Problem description >> Each line of the entries that mentions the string "true" needs to be reported.

^^^^^^^^^^^^^^^^

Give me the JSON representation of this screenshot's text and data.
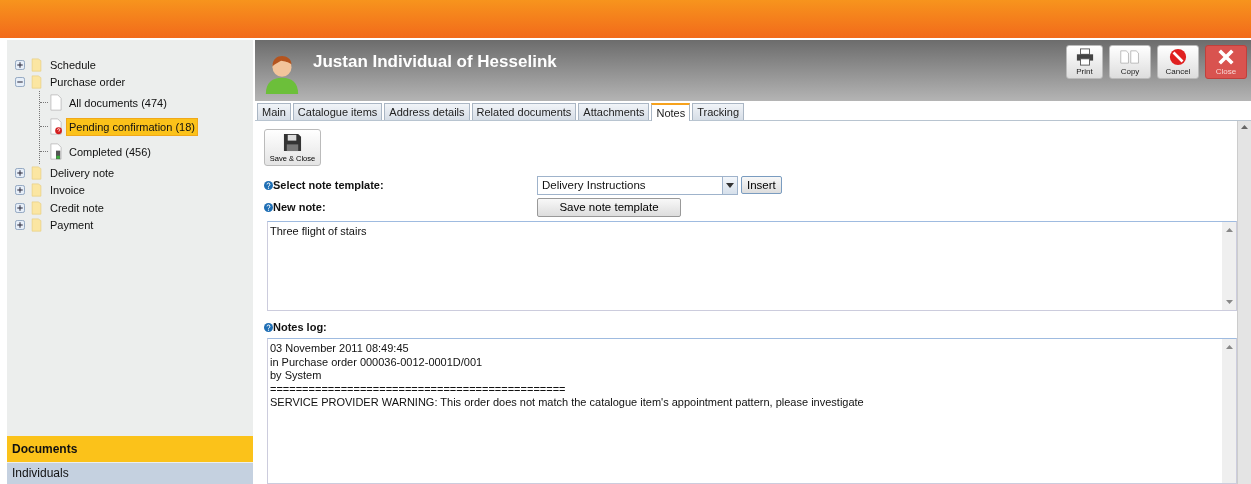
{
  "tree": [
    {
      "label": "Schedule",
      "kind": "folder",
      "expanded": false,
      "selected": false
    },
    {
      "label": "Purchase order",
      "kind": "folder",
      "expanded": true,
      "selected": false,
      "children": [
        {
          "label": "All documents (474)",
          "kind": "document",
          "selected": false
        },
        {
          "label": "Pending confirmation (18)",
          "kind": "pending",
          "selected": true
        },
        {
          "label": "Completed (456)",
          "kind": "completed",
          "selected": false
        }
      ]
    },
    {
      "label": "Delivery note",
      "kind": "folder",
      "expanded": false,
      "selected": false
    },
    {
      "label": "Invoice",
      "kind": "folder",
      "expanded": false,
      "selected": false
    },
    {
      "label": "Credit note",
      "kind": "folder",
      "expanded": false,
      "selected": false
    },
    {
      "label": "Payment",
      "kind": "folder",
      "expanded": false,
      "selected": false
    }
  ],
  "nav": [
    {
      "label": "Documents",
      "selected": true
    },
    {
      "label": "Individuals",
      "selected": false
    }
  ],
  "header": {
    "title": "Justan Individual of Hesselink"
  },
  "toolbar": [
    {
      "label": "Print",
      "kind": "print"
    },
    {
      "label": "Copy",
      "kind": "copy"
    },
    {
      "label": "Cancel",
      "kind": "cancel"
    },
    {
      "label": "Close",
      "kind": "close"
    }
  ],
  "tabs": [
    {
      "label": "Main",
      "selected": false
    },
    {
      "label": "Catalogue items",
      "selected": false
    },
    {
      "label": "Address details",
      "selected": false
    },
    {
      "label": "Related documents",
      "selected": false
    },
    {
      "label": "Attachments",
      "selected": false
    },
    {
      "label": "Notes",
      "selected": true
    },
    {
      "label": "Tracking",
      "selected": false
    }
  ],
  "save_button": {
    "label": "Save & Close"
  },
  "template": {
    "label": "Select note template:",
    "value": "Delivery Instructions",
    "insert": "Insert"
  },
  "new_note": {
    "label": "New note:",
    "button": "Save note template",
    "value": "Three flight of stairs"
  },
  "log": {
    "label": "Notes log:",
    "lines": [
      "03 November 2011 08:49:45",
      "in Purchase order 000036-0012-0001D/001",
      "by System",
      "==============================================",
      "SERVICE PROVIDER WARNING: This order does not match the catalogue item's appointment pattern, please investigate"
    ]
  }
}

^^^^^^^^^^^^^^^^

Response >>
      "expanded": true,
          "selected": true
      "selected": true
      "selected": true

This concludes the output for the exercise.